Records supplied:
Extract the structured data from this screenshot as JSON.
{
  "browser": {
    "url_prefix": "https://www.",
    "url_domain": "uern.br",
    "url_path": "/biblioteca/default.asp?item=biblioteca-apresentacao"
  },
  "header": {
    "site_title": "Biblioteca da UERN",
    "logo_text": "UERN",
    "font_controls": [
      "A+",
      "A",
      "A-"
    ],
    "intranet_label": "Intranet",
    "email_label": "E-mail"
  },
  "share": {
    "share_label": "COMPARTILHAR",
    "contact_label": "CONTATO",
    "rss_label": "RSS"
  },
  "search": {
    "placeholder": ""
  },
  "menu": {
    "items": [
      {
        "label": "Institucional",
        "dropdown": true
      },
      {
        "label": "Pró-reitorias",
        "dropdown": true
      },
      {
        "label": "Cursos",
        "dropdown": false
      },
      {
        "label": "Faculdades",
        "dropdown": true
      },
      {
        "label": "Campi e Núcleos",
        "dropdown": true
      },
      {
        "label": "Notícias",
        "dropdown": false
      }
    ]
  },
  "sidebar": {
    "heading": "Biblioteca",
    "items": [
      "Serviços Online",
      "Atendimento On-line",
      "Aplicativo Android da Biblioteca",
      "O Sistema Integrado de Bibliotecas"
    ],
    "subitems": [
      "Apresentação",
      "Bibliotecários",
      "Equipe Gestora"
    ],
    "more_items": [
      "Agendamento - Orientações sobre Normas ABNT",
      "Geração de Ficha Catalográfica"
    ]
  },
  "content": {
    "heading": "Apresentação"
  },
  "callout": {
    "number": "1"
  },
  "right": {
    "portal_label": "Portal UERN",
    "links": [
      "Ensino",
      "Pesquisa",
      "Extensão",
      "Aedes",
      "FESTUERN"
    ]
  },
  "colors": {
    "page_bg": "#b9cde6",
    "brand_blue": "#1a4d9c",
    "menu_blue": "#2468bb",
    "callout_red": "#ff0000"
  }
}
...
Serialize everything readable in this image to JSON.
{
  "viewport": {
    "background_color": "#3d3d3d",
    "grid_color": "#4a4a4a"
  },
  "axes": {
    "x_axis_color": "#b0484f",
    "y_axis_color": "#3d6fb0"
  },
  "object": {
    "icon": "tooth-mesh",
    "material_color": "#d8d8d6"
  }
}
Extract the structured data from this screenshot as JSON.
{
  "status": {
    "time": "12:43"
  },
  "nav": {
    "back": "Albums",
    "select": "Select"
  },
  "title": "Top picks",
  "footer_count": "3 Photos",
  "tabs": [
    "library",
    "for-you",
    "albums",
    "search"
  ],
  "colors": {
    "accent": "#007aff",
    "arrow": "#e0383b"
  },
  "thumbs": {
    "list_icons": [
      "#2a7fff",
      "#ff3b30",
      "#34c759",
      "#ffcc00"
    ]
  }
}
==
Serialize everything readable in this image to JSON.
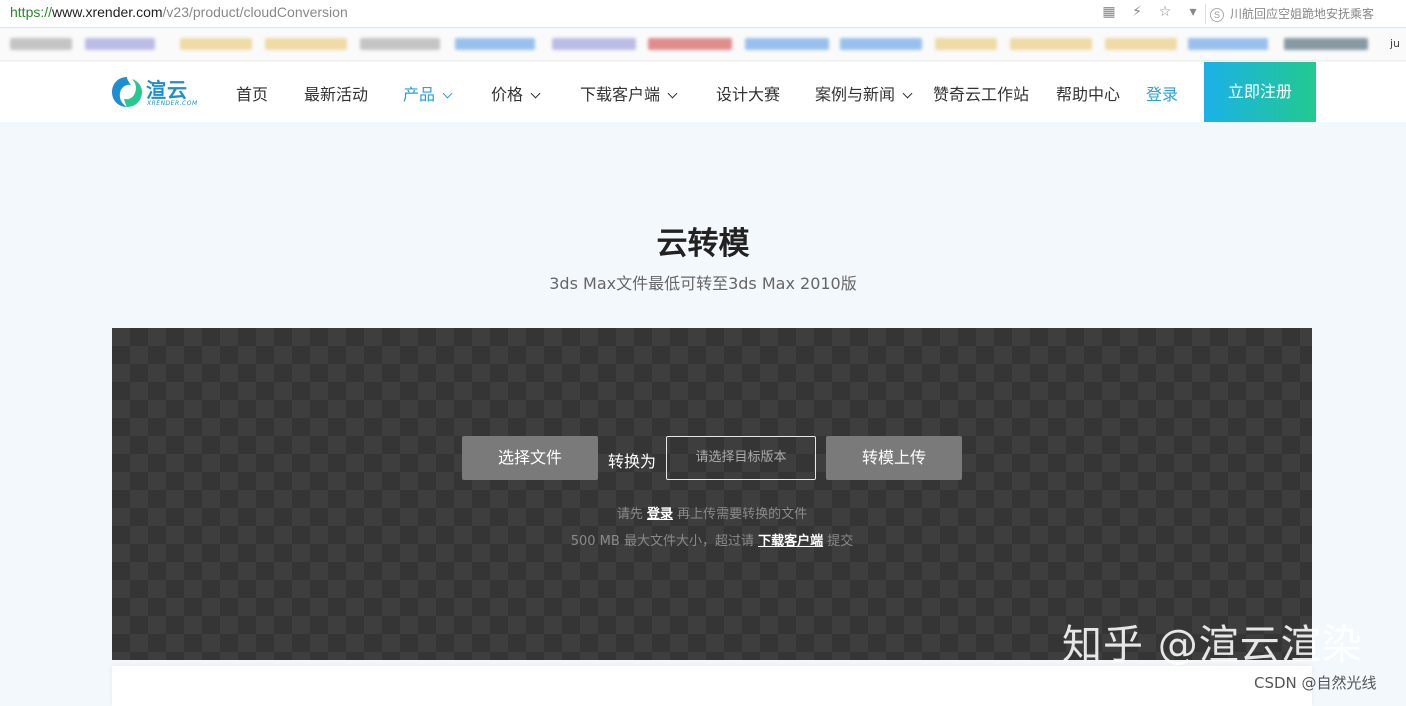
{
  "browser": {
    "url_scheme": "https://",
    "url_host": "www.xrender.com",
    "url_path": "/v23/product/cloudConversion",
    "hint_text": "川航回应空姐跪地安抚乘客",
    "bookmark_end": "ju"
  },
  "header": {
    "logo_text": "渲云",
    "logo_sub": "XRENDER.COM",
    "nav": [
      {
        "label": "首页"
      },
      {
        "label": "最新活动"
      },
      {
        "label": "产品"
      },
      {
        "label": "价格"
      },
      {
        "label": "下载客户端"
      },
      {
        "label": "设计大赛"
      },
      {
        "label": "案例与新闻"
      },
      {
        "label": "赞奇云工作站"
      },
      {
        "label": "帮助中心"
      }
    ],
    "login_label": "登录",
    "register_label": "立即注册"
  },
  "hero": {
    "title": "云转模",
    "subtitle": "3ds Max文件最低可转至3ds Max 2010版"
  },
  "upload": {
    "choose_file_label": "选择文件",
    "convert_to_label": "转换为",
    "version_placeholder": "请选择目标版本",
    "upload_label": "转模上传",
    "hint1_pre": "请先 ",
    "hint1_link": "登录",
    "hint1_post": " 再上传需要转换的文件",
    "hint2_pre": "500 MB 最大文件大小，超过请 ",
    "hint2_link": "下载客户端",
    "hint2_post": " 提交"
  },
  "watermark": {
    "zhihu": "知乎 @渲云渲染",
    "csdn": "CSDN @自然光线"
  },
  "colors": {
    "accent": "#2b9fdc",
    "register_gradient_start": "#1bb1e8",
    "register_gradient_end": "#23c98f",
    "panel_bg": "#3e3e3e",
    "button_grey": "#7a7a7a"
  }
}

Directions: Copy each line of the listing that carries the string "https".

Response for this exercise:
    "url_prefix": "https://www.",
    "url_scheme": "https://",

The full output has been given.